> EXERCISE GOAL
In the entries below, how many lines hold the string "Start"? Answer with the number only.

(Records from a data source)
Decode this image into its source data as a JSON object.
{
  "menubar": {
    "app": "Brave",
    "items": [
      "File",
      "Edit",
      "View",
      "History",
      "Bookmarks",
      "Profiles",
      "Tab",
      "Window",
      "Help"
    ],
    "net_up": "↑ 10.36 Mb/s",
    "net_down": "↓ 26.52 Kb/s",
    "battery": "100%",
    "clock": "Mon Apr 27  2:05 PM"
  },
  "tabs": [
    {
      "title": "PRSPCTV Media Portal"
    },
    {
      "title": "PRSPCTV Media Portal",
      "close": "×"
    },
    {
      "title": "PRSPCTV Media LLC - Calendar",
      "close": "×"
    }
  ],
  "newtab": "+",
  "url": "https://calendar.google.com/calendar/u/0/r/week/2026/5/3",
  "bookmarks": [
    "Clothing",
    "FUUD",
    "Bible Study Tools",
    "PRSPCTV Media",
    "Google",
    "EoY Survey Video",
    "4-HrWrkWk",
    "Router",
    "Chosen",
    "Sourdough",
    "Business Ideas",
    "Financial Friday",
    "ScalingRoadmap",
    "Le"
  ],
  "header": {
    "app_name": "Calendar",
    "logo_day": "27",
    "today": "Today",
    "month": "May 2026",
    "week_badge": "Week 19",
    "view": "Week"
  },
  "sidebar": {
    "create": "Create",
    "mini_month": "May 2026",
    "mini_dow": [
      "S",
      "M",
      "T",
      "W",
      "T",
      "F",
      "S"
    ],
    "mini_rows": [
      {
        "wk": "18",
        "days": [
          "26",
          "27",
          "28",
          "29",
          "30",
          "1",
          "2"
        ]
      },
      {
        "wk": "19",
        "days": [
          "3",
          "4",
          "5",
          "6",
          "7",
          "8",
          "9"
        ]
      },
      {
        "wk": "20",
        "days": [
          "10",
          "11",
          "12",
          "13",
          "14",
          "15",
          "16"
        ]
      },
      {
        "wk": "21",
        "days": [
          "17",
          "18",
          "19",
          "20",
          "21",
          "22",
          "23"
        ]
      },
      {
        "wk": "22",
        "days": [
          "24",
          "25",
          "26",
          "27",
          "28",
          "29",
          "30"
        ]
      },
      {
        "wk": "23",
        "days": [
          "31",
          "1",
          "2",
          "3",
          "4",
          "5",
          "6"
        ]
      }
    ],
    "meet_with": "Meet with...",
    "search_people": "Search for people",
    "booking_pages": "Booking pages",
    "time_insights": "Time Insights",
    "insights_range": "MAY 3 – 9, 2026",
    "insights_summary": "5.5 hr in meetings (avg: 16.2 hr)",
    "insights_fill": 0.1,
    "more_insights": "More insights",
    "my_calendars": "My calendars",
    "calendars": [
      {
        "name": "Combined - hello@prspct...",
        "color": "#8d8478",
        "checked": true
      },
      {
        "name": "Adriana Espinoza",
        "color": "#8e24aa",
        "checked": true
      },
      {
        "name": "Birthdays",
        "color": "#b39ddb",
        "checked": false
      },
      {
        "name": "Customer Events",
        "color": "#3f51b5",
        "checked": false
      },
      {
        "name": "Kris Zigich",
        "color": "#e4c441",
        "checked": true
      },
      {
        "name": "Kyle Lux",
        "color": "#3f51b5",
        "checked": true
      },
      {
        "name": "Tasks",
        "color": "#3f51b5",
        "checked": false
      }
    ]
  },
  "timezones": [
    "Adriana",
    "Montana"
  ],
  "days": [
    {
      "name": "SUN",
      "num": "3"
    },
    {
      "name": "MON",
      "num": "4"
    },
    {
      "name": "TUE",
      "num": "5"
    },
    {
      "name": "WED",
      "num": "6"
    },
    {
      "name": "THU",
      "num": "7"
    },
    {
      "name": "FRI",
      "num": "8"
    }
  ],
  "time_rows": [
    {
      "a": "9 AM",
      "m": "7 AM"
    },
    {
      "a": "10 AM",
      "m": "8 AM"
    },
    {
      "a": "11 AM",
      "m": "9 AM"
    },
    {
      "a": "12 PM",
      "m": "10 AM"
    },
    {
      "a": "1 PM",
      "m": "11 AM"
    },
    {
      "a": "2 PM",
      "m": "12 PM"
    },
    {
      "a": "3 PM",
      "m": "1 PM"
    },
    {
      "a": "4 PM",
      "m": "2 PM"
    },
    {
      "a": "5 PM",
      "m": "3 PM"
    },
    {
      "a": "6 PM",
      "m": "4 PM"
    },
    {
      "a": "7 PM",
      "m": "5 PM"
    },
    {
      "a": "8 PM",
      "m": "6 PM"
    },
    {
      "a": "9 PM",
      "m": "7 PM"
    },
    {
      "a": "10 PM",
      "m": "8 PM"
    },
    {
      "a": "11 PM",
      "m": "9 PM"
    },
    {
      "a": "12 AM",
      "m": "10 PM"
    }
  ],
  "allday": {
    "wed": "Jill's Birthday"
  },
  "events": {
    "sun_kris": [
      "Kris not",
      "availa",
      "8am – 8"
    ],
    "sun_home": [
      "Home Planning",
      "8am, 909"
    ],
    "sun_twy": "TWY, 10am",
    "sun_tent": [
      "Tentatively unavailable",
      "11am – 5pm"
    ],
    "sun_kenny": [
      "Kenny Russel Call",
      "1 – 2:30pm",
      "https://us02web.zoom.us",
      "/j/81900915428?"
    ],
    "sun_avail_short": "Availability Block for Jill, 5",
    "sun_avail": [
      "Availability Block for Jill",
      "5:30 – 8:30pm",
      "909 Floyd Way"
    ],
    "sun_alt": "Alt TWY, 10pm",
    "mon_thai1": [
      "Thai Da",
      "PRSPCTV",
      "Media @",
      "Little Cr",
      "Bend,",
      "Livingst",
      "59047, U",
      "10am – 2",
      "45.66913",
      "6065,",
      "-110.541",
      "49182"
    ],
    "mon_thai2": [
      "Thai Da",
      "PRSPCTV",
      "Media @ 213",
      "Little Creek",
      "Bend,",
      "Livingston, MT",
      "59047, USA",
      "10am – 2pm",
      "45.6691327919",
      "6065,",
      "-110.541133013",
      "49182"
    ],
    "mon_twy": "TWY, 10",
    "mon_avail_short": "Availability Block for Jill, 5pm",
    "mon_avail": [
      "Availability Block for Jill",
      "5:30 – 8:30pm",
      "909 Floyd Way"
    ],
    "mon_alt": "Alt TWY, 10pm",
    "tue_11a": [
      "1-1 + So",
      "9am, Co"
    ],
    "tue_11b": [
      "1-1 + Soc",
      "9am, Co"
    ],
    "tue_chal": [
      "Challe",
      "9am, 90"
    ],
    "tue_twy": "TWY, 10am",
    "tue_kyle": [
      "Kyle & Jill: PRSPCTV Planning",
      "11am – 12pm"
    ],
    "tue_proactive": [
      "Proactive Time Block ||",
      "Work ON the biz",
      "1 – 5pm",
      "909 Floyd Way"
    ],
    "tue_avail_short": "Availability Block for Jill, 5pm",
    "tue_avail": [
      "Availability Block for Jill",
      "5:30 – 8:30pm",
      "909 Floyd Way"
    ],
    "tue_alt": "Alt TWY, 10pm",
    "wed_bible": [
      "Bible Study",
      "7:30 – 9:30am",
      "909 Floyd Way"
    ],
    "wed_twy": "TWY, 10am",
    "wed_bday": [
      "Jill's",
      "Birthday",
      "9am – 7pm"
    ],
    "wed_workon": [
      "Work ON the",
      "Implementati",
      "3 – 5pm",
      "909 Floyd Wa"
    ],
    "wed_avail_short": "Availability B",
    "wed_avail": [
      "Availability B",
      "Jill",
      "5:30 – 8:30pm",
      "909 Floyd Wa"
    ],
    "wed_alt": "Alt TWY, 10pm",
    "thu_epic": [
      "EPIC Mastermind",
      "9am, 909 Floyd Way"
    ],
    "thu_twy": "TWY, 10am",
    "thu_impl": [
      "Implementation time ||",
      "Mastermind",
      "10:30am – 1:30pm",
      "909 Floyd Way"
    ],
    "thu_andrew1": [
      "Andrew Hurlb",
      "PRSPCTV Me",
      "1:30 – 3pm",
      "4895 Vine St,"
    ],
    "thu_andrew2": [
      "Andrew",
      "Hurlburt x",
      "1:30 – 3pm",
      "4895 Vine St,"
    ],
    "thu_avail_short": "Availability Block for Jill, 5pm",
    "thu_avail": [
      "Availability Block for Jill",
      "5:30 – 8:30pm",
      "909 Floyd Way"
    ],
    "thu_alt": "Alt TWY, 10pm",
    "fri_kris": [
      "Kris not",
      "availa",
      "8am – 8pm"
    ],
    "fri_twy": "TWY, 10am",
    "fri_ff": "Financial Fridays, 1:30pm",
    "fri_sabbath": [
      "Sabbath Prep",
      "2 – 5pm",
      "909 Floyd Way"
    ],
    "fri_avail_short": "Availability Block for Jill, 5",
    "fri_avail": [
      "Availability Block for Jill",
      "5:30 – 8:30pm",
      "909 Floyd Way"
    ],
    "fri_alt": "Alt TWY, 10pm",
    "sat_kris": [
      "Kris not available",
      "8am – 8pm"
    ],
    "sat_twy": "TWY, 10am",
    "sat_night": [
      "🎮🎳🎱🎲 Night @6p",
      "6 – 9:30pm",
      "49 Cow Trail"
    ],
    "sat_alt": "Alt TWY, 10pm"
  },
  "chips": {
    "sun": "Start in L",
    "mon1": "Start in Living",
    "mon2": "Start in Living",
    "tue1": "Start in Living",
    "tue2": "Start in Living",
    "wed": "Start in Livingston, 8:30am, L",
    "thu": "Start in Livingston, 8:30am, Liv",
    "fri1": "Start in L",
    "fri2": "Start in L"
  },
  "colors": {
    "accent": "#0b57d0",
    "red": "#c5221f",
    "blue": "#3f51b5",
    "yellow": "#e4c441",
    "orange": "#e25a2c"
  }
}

> RESPONSE BOX
9